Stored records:
======
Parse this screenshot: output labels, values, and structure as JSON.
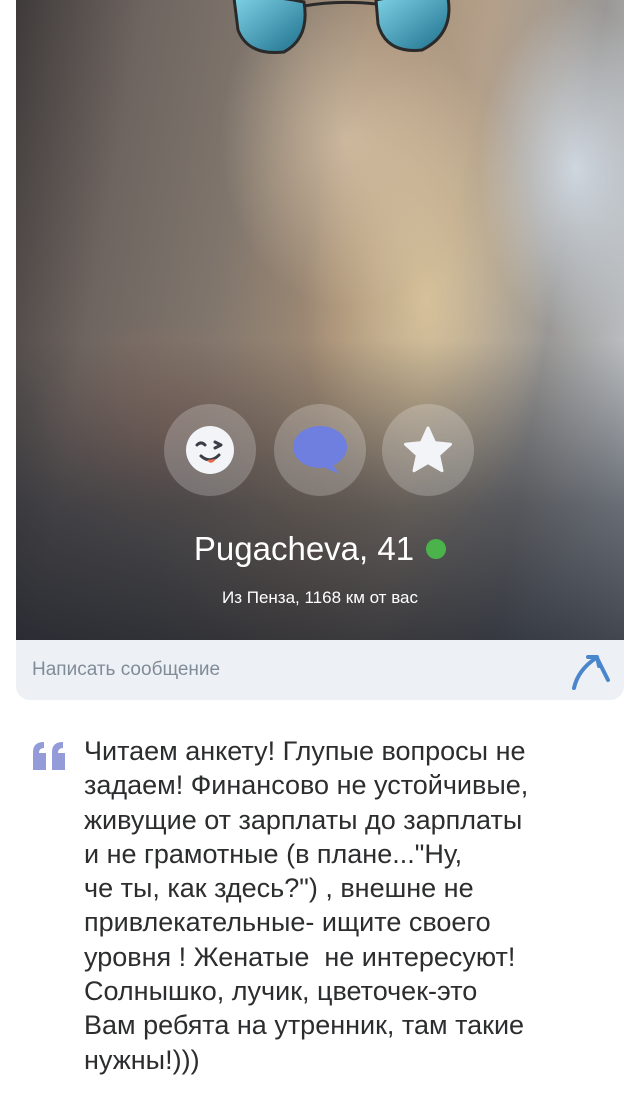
{
  "profile": {
    "name_age": "Pugacheva, 41",
    "online": true,
    "location": "Из Пенза, 1168 км от вас"
  },
  "actions": [
    {
      "icon": "wink-smiley-icon"
    },
    {
      "icon": "chat-bubble-icon"
    },
    {
      "icon": "star-icon"
    }
  ],
  "message": {
    "placeholder": "Написать сообщение",
    "send_icon": "send-arrow-icon"
  },
  "about": {
    "icon": "quote-icon",
    "text": "Читаем анкету! Глупые вопросы не\nзадаем! Финансово не устойчивые,\nживущие от зарплаты до зарплаты\nи не грамотные (в плане...\"Ну,\nче ты, как здесь?\") , внешне не\nпривлекательные- ищите своего\nуровня ! Женатые  не интересуют!\nСолнышко, лучик, цветочек-это\nВам ребята на утренник, там такие\nнужны!)))"
  },
  "colors": {
    "accent": "#4986cc",
    "online": "#4bb34b",
    "quote": "#939bd9",
    "chat_bubble": "#6f7fe0",
    "placeholder": "#818c99",
    "text": "#2c2d2e"
  }
}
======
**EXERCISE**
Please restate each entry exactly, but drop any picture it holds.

**EXERCISE SOLUTION**
Parse this screenshot: output labels, values, and structure as JSON.
{
  "profile": {
    "name_age": "Pugacheva, 41",
    "online": true,
    "location": "Из Пенза, 1168 км от вас"
  },
  "actions": [
    {
      "icon": "wink-smiley-icon"
    },
    {
      "icon": "chat-bubble-icon"
    },
    {
      "icon": "star-icon"
    }
  ],
  "message": {
    "placeholder": "Написать сообщение",
    "send_icon": "send-arrow-icon"
  },
  "about": {
    "icon": "quote-icon",
    "text": "Читаем анкету! Глупые вопросы не\nзадаем! Финансово не устойчивые,\nживущие от зарплаты до зарплаты\nи не грамотные (в плане...\"Ну,\nче ты, как здесь?\") , внешне не\nпривлекательные- ищите своего\nуровня ! Женатые  не интересуют!\nСолнышко, лучик, цветочек-это\nВам ребята на утренник, там такие\nнужны!)))"
  },
  "colors": {
    "accent": "#4986cc",
    "online": "#4bb34b",
    "quote": "#939bd9",
    "chat_bubble": "#6f7fe0",
    "placeholder": "#818c99",
    "text": "#2c2d2e"
  }
}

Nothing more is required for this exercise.